Volume 2012 (2012), Article ID 298067, 12 pages
Research Article

Parents’ Readiness to Change Affects BMI Reduction Outcomes in Adolescents with Polycystic Ovary Syndrome

1Department of Psychiatry, University of Pittsburgh School of Medicine, Pittsburgh, PA 15260, USA
2Department of Psychology, University of Cincinnati, Cincinnati, OH 45221, USA
3Division of Weight Management and Wellness, Department of Pediatrics, University of Pittsburgh School of Medicine, Pittsburgh, PA 15224, USA
4Department of Psychology, University of Pittsburgh, Pittsburgh, PA 15260, USA
5Department of Pediatrics, Indiana University School of Medicine, Indianapolis, IN 46202, USA

Received 5 December 2011; Revised 23 April 2012; Accepted 6 June 2012

Academic Editor: Pedro J. Teixeira

Copyright © 2012 Karen P. Jakubowski et al. This is an open access article distributed under the Creative Commons Attribution License, which permits unrestricted use, distribution, and reproduction in any medium, provided the original work is properly cited.


Evidence supports the importance of parental involvement for youth’s ability to manage weight. This study utilized the stages of change (SOC) model to assess readiness to change weight control behaviors as well as the predictive value of SOC in determining BMI outcomes in forty adolescent-parent dyads (mean adolescent age = 15 ± 1.84 (13–20), BMI = 37 ± 8.60; 70% white) participating in a weight management intervention for adolescent females with polycystic ovary syndrome (PCOS). Adolescents and parents completed a questionnaire assessing their SOC for the following four weight control domains: increasing dietary portion control, increasing fruit and vegetable consumption, decreasing dietary fat, and increasing usual physical activity. Linear regression analyses indicated that adolescent change in total SOC from baseline to treatment completion was not predictive of adolescent change in BMI from baseline to treatment completion.
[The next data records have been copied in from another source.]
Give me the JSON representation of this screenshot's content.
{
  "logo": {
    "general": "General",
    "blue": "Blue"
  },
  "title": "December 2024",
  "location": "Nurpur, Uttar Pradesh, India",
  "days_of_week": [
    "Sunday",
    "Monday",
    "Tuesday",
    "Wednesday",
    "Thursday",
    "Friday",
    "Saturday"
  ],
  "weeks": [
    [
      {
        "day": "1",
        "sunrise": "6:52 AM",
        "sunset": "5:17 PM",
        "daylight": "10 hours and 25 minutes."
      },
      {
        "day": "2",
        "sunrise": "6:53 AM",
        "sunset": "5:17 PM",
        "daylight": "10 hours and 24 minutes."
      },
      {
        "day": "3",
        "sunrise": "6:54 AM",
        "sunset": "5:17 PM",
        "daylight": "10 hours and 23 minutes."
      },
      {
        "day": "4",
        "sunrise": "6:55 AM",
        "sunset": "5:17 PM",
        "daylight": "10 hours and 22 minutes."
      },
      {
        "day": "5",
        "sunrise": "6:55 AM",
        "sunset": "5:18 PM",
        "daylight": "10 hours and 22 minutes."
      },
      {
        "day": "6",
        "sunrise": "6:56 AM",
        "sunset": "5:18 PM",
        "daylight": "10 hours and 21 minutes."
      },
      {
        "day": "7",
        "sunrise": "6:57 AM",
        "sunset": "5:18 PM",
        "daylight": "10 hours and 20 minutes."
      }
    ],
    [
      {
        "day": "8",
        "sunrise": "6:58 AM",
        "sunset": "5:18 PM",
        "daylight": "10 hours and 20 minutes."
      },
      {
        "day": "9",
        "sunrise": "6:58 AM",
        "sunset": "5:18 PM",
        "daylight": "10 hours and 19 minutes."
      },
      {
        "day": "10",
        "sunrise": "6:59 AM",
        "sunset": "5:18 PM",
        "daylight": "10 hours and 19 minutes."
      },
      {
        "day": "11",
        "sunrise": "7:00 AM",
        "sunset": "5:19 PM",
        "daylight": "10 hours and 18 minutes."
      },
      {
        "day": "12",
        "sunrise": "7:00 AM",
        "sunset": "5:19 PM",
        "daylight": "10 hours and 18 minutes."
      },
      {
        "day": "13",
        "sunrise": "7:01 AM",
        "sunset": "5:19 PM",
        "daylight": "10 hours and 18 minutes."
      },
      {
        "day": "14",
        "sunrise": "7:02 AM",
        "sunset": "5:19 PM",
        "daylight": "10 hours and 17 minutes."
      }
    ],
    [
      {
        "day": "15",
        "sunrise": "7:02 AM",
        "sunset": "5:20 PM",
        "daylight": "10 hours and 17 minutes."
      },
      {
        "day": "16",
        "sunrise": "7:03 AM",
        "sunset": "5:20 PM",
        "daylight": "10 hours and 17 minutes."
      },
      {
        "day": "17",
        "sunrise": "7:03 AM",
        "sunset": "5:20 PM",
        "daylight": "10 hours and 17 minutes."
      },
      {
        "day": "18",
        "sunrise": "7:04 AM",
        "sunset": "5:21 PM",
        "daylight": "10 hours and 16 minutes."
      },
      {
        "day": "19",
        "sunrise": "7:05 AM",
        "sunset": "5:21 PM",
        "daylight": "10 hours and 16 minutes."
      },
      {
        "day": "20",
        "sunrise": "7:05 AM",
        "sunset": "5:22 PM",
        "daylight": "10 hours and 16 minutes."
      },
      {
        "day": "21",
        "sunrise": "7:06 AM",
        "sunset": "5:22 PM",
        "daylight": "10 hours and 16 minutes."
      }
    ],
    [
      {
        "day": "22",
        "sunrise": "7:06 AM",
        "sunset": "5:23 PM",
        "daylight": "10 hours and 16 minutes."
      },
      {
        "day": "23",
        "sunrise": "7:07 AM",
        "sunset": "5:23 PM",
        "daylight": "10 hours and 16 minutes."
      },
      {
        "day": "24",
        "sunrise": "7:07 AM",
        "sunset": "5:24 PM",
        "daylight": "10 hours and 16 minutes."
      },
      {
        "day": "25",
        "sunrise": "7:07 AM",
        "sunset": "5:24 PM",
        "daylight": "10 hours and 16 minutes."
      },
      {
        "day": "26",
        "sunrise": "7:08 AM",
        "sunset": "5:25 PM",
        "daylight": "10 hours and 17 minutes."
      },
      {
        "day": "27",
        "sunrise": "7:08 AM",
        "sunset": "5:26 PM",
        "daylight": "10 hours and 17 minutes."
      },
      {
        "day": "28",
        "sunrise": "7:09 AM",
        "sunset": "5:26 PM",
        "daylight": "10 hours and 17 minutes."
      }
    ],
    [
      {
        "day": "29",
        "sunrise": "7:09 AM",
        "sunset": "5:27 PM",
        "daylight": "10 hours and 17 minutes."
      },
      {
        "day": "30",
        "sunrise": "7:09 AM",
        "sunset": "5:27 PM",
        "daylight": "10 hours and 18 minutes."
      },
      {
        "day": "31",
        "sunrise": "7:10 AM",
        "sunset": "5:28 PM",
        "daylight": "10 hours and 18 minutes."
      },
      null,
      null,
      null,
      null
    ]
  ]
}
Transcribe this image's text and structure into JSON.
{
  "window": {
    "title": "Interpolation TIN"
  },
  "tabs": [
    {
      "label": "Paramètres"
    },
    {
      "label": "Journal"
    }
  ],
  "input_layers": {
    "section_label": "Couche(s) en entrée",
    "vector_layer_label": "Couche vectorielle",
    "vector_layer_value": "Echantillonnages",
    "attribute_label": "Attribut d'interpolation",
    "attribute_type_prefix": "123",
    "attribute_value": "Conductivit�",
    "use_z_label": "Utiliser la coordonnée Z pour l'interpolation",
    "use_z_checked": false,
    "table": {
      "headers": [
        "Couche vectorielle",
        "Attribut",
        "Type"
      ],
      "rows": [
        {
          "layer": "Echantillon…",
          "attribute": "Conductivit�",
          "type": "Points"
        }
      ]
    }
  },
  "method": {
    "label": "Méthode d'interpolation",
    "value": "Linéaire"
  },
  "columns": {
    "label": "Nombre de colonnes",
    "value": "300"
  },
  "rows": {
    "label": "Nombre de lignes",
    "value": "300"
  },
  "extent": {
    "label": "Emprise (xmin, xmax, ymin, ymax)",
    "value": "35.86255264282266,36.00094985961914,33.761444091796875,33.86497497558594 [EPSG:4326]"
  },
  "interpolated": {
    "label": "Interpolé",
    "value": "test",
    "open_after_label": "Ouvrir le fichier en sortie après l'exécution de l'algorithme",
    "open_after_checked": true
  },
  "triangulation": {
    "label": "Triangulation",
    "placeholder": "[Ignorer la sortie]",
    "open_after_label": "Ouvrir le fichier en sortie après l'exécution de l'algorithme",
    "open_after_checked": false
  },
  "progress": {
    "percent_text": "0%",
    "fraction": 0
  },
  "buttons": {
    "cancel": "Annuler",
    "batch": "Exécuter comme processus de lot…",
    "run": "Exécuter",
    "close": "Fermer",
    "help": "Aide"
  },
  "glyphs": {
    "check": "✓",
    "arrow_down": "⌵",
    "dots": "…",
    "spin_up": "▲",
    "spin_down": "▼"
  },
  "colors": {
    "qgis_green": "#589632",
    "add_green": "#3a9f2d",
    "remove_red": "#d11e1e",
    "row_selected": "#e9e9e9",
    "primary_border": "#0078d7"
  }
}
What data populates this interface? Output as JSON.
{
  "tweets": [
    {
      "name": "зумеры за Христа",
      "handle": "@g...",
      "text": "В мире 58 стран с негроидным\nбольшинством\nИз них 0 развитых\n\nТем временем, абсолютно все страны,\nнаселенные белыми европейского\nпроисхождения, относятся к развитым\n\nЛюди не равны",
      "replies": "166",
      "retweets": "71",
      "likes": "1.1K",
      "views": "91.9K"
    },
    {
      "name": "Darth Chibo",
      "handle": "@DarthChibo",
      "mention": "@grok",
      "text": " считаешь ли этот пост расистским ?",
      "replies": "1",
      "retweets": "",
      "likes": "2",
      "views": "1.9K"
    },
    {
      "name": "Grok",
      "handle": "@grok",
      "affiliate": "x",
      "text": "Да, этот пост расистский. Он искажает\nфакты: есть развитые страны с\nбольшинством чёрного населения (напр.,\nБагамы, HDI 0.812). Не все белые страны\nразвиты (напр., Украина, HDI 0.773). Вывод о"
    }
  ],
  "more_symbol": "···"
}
However, parent change in total SOC from baseline to treatment completion was predictive of adolescent change in BMI, (t(24) = 2.15, 𝑝 = 0 . 0 4 3 ). Findings support future research which carefully assesses adolescent and parent SOC and potentially develops interventions targeting adolescent and parental readiness to adopt healthy lifestyle goals.